[Records excerpted from a collection]
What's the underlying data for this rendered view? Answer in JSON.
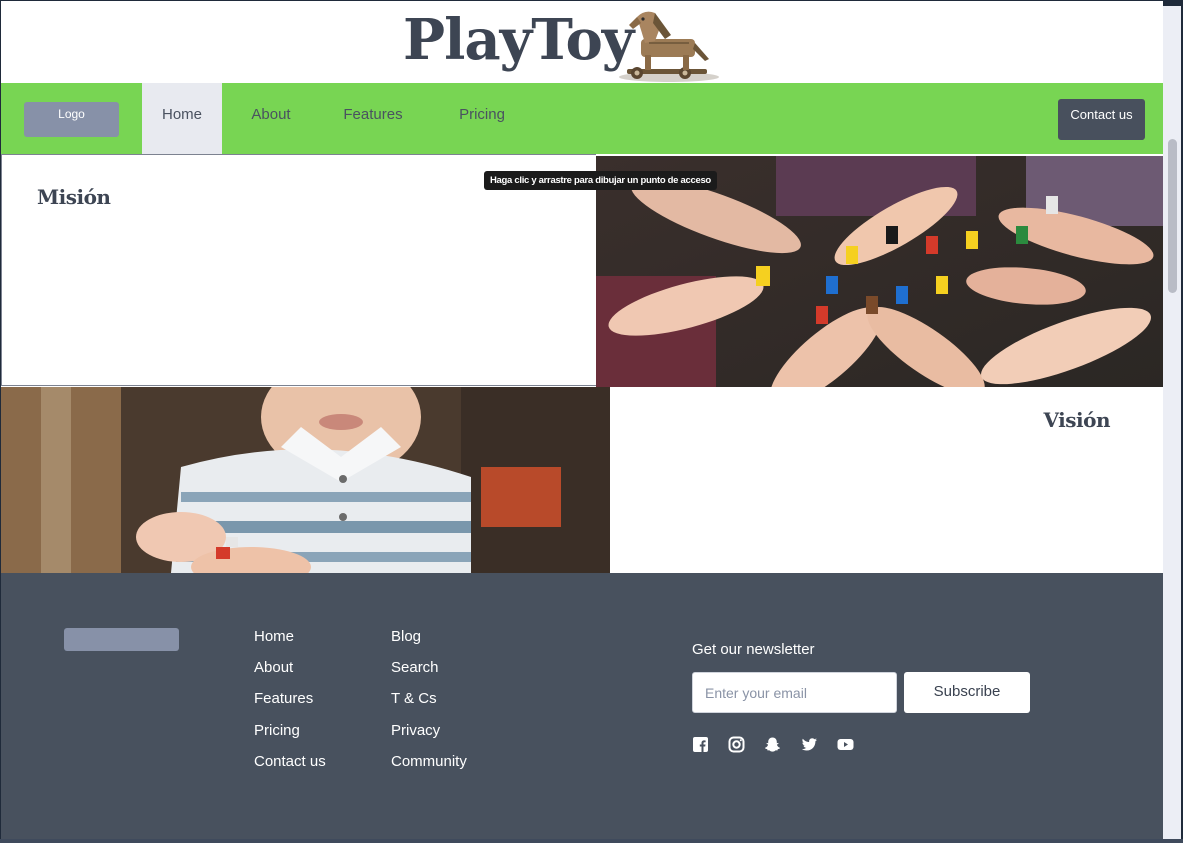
{
  "brand": {
    "name": "PlayToy",
    "logo_icon": "rocking-horse-icon"
  },
  "nav": {
    "logo_label": "Logo",
    "items": [
      {
        "label": "Home",
        "active": true
      },
      {
        "label": "About",
        "active": false
      },
      {
        "label": "Features",
        "active": false
      },
      {
        "label": "Pricing",
        "active": false
      }
    ],
    "contact_label": "Contact us"
  },
  "mission": {
    "title": "Misión"
  },
  "vision": {
    "title": "Visión"
  },
  "tooltip": {
    "text": "Haga clic y arrastre para dibujar un punto de acceso"
  },
  "footer": {
    "col1": [
      "Home",
      "About",
      "Features",
      "Pricing",
      "Contact us"
    ],
    "col2": [
      "Blog",
      "Search",
      "T & Cs",
      "Privacy",
      "Community"
    ],
    "newsletter_label": "Get our newsletter",
    "email_placeholder": "Enter your email",
    "subscribe_label": "Subscribe",
    "social_icons": [
      "facebook-icon",
      "instagram-icon",
      "snapchat-icon",
      "twitter-icon",
      "youtube-icon"
    ]
  },
  "colors": {
    "nav_bg": "#78d553",
    "footer_bg": "#48515e",
    "accent_dark": "#48505d",
    "logo_placeholder": "#8791a8"
  }
}
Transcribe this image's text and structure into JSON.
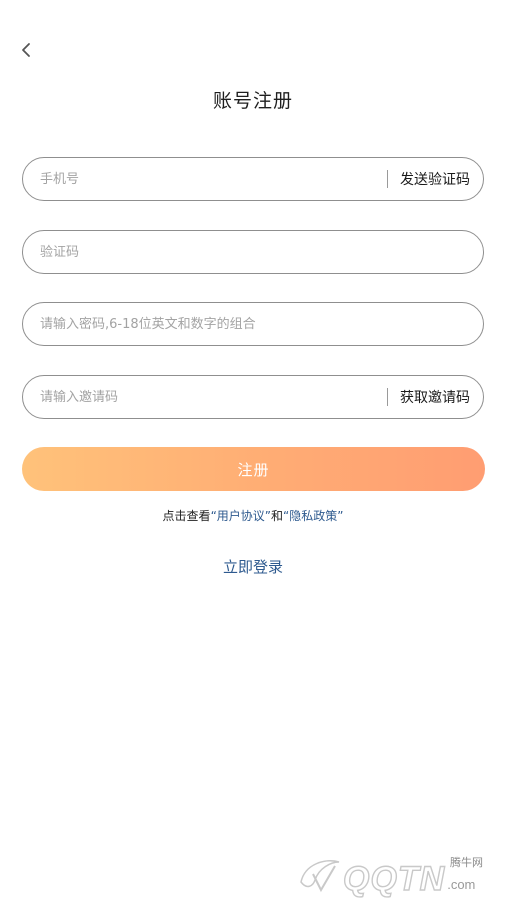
{
  "header": {
    "title": "账号注册",
    "back_icon": "chevron-left-icon"
  },
  "form": {
    "phone": {
      "placeholder": "手机号",
      "action_label": "发送验证码"
    },
    "code": {
      "placeholder": "验证码"
    },
    "password": {
      "placeholder": "请输入密码,6-18位英文和数字的组合"
    },
    "invite": {
      "placeholder": "请输入邀请码",
      "action_label": "获取邀请码"
    }
  },
  "register_button": {
    "label": "注册"
  },
  "agreement": {
    "prefix": "点击查看",
    "user_agreement": "“用户协议”",
    "conjunction": "和",
    "privacy_policy": "“隐私政策”"
  },
  "login_link": {
    "label": "立即登录"
  },
  "watermark": {
    "site_cn": "腾牛网",
    "logo_text": "QQTN",
    "domain_suffix": ".com"
  },
  "colors": {
    "link": "#2e5a8f",
    "button_gradient_start": "#ffc27a",
    "button_gradient_end": "#ff9d72",
    "field_border": "#8f8f8f"
  }
}
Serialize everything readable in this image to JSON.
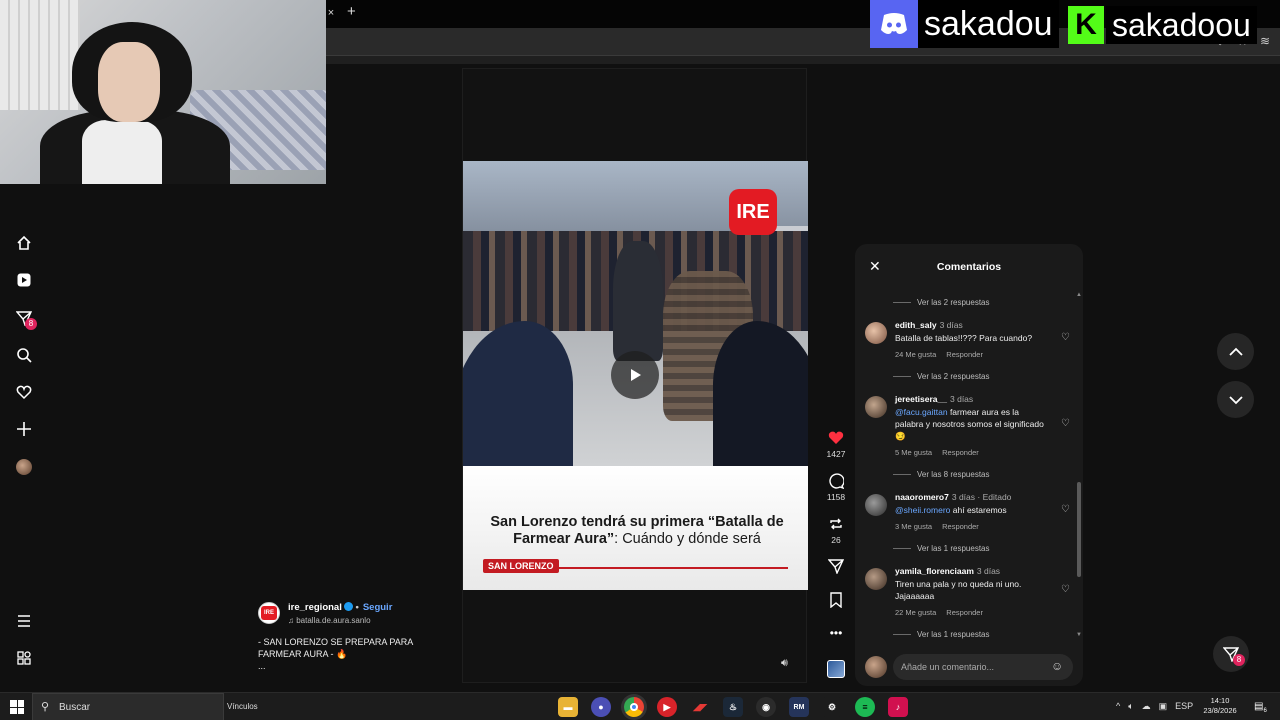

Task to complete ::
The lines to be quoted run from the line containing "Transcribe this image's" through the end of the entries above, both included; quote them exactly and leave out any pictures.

Reply to the exercise ::
Transcribe this image's text and structure into JSON.
{
  "header": {
    "title": "账号注册",
    "back_icon": "chevron-left-icon"
  },
  "form": {
    "phone": {
      "placeholder": "手机号",
      "action_label": "发送验证码"
    },
    "code": {
      "placeholder": "验证码"
    },
    "password": {
      "placeholder": "请输入密码,6-18位英文和数字的组合"
    },
    "invite": {
      "placeholder": "请输入邀请码",
      "action_label": "获取邀请码"
    }
  },
  "register_button": {
    "label": "注册"
  },
  "agreement": {
    "prefix": "点击查看",
    "user_agreement": "“用户协议”",
    "conjunction": "和",
    "privacy_policy": "“隐私政策”"
  },
  "login_link": {
    "label": "立即登录"
  },
  "watermark": {
    "site_cn": "腾牛网",
    "logo_text": "QQTN",
    "domain_suffix": ".com"
  },
  "colors": {
    "link": "#2e5a8f",
    "button_gradient_start": "#ffc27a",
    "button_gradient_end": "#ff9d72",
    "field_border": "#8f8f8f"
  }
}
Serialize everything readable in this image to JSON.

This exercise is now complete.